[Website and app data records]
....

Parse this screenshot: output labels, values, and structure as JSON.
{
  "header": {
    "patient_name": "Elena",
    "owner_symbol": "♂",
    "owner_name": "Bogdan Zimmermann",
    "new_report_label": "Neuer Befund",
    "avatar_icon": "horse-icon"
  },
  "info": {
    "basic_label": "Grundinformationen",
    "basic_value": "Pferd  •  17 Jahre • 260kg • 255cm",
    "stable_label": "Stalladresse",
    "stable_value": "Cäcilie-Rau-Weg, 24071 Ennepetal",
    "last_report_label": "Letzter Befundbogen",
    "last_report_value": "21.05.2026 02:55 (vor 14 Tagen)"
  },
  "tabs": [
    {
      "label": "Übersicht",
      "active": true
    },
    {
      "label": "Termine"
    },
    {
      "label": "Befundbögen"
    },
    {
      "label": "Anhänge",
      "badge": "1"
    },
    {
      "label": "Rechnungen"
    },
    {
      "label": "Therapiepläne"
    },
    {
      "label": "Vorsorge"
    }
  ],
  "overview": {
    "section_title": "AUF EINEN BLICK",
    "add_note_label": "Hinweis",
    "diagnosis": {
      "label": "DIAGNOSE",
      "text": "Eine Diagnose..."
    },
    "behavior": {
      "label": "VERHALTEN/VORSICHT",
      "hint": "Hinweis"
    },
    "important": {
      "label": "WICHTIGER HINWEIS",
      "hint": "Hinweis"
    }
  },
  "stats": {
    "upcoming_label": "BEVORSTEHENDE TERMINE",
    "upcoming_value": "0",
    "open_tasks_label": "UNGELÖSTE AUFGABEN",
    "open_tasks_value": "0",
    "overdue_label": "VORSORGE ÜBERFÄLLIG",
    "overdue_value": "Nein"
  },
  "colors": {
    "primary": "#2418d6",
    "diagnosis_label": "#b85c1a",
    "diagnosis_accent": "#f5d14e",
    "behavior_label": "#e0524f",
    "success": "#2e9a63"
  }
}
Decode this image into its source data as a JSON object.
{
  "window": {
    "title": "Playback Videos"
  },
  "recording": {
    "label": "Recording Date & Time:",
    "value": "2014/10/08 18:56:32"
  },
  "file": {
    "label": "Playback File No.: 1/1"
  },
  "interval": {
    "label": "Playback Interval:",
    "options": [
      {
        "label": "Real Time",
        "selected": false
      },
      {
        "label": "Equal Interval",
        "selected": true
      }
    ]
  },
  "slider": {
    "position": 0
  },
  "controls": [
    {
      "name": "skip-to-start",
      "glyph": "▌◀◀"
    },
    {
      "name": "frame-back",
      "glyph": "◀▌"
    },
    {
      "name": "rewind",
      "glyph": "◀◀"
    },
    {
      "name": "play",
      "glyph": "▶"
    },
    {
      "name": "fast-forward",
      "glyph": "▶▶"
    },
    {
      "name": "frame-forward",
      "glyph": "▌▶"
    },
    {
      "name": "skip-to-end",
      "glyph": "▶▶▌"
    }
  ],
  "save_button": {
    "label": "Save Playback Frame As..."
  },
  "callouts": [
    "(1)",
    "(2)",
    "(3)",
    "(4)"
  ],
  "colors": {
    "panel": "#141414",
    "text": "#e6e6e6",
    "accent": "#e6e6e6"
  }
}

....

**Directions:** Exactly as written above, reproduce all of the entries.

**Reply:**
Parse this screenshot: output labels, values, and structure as JSON.
{
  "header": {
    "patient_name": "Elena",
    "owner_symbol": "♂",
    "owner_name": "Bogdan Zimmermann",
    "new_report_label": "Neuer Befund",
    "avatar_icon": "horse-icon"
  },
  "info": {
    "basic_label": "Grundinformationen",
    "basic_value": "Pferd  •  17 Jahre • 260kg • 255cm",
    "stable_label": "Stalladresse",
    "stable_value": "Cäcilie-Rau-Weg, 24071 Ennepetal",
    "last_report_label": "Letzter Befundbogen",
    "last_report_value": "21.05.2026 02:55 (vor 14 Tagen)"
  },
  "tabs": [
    {
      "label": "Übersicht",
      "active": true
    },
    {
      "label": "Termine"
    },
    {
      "label": "Befundbögen"
    },
    {
      "label": "Anhänge",
      "badge": "1"
    },
    {
      "label": "Rechnungen"
    },
    {
      "label": "Therapiepläne"
    },
    {
      "label": "Vorsorge"
    }
  ],
  "overview": {
    "section_title": "AUF EINEN BLICK",
    "add_note_label": "Hinweis",
    "diagnosis": {
      "label": "DIAGNOSE",
      "text": "Eine Diagnose..."
    },
    "behavior": {
      "label": "VERHALTEN/VORSICHT",
      "hint": "Hinweis"
    },
    "important": {
      "label": "WICHTIGER HINWEIS",
      "hint": "Hinweis"
    }
  },
  "stats": {
    "upcoming_label": "BEVORSTEHENDE TERMINE",
    "upcoming_value": "0",
    "open_tasks_label": "UNGELÖSTE AUFGABEN",
    "open_tasks_value": "0",
    "overdue_label": "VORSORGE ÜBERFÄLLIG",
    "overdue_value": "Nein"
  },
  "colors": {
    "primary": "#2418d6",
    "diagnosis_label": "#b85c1a",
    "diagnosis_accent": "#f5d14e",
    "behavior_label": "#e0524f",
    "success": "#2e9a63"
  }
}
Decode this image into its source data as a JSON object.
{
  "window": {
    "title": "Playback Videos"
  },
  "recording": {
    "label": "Recording Date & Time:",
    "value": "2014/10/08 18:56:32"
  },
  "file": {
    "label": "Playback File No.: 1/1"
  },
  "interval": {
    "label": "Playback Interval:",
    "options": [
      {
        "label": "Real Time",
        "selected": false
      },
      {
        "label": "Equal Interval",
        "selected": true
      }
    ]
  },
  "slider": {
    "position": 0
  },
  "controls": [
    {
      "name": "skip-to-start",
      "glyph": "▌◀◀"
    },
    {
      "name": "frame-back",
      "glyph": "◀▌"
    },
    {
      "name": "rewind",
      "glyph": "◀◀"
    },
    {
      "name": "play",
      "glyph": "▶"
    },
    {
      "name": "fast-forward",
      "glyph": "▶▶"
    },
    {
      "name": "frame-forward",
      "glyph": "▌▶"
    },
    {
      "name": "skip-to-end",
      "glyph": "▶▶▌"
    }
  ],
  "save_button": {
    "label": "Save Playback Frame As..."
  },
  "callouts": [
    "(1)",
    "(2)",
    "(3)",
    "(4)"
  ],
  "colors": {
    "panel": "#141414",
    "text": "#e6e6e6",
    "accent": "#e6e6e6"
  }
}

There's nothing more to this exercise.